Through flexible schedules, Duncan was able to continue their studies at PCC, while growing and developing professionally. They were promoted to work as a full-time Stacks Technician at the PCC Library on the Southeast Campus and quickly realized they had found a career path they loved.

“As a technician, I am constantly in touch with students and I get to help people from so many different intersecting identities get the support and resources they need to be successful – it’s amazing I get to do this for my job,” said Duncan.

Duncan’s passion for equity, justice, and belonging comes through in the way they show up to support the diverse needs of the students and community members who utilize PCC’s libraries.

“I feel like the work we do here ends up directly, positively affecting people’s lives,” said Duncan.

Duncan’s role, like many others rooted in onsite and in-person interactions, had to pivot significantly when COVID-19 forced college operations to go virtual. They switched from organizing books and resources and supporting students, to managing projects and event programming. They also took the lead on an initiative to support colleagues in the remote environment – a role that earned them national recognition this year.

Tyler Duncan holds up award medal in front of book stacks

Tyler Duncan.

Duncan was awarded the NISOD Excellence Award 2022 for stepping up to serve the needs of their division to cultivate connection during quarantine to help alleviate feelings of isolation and foster a sense of community.

“It’s an honor to win this award, but I had a lot of help and would love to share my medal with the rest of my team,” said Duncan. “It’s good to know that my efforts have been appreciated and that I’m on the right track – that community-based programming is important and that we as colleagues are important to each other.”

This fall term, there is a new energy on campus, and Duncan looks forward to getting to support students again in person to encourage their aptitudes and passions as they explore their educational and career paths.

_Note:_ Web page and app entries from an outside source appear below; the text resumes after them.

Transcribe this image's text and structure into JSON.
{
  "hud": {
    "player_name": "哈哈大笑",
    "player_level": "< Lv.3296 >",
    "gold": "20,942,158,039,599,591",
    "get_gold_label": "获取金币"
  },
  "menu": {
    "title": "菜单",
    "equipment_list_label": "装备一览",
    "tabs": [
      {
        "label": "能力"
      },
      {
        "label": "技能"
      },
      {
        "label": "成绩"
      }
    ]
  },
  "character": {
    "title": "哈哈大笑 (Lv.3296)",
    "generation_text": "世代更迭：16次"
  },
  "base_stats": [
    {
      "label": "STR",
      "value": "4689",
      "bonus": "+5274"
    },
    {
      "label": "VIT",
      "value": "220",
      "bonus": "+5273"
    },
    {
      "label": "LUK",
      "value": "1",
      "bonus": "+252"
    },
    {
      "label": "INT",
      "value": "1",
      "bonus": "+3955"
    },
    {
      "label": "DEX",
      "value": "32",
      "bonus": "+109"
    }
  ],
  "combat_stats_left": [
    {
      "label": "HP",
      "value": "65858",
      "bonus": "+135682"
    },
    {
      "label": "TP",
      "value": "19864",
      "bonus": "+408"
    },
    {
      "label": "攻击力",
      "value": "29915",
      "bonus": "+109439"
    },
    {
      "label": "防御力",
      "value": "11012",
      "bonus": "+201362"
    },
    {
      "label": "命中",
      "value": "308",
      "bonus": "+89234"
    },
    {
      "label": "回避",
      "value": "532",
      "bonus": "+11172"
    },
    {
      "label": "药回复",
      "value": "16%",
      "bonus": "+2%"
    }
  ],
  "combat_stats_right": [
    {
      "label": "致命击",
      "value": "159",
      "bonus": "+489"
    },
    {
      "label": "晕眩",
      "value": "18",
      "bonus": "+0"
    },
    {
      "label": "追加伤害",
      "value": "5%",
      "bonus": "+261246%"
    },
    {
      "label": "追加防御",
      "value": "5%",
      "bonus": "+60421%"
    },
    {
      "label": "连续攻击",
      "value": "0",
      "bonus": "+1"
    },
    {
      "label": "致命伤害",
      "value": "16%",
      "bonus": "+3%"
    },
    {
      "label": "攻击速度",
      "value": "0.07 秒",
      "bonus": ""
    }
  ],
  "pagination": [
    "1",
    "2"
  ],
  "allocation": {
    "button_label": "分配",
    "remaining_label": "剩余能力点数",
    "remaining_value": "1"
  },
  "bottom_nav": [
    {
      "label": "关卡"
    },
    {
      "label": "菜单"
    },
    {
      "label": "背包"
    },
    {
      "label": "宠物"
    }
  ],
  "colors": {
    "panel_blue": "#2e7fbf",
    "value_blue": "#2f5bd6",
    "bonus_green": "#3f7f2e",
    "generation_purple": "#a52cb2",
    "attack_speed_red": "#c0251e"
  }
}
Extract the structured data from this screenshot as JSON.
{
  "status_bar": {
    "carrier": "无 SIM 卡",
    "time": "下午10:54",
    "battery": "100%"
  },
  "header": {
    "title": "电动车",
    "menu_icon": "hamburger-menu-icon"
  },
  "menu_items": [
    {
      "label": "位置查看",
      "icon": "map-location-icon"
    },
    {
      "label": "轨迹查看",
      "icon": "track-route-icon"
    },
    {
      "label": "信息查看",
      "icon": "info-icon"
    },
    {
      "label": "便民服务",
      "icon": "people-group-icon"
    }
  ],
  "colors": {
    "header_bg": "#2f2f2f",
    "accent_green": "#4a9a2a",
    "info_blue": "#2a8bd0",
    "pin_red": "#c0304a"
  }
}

“I was really encouraged as a work study student to pursue being a library paraprofessional because they saw that spark in me,” Duncan added. “If you see a spark in someone, help them run with it. Even if you are a low-income student like I was, community college can be a way to find what you really want to do.”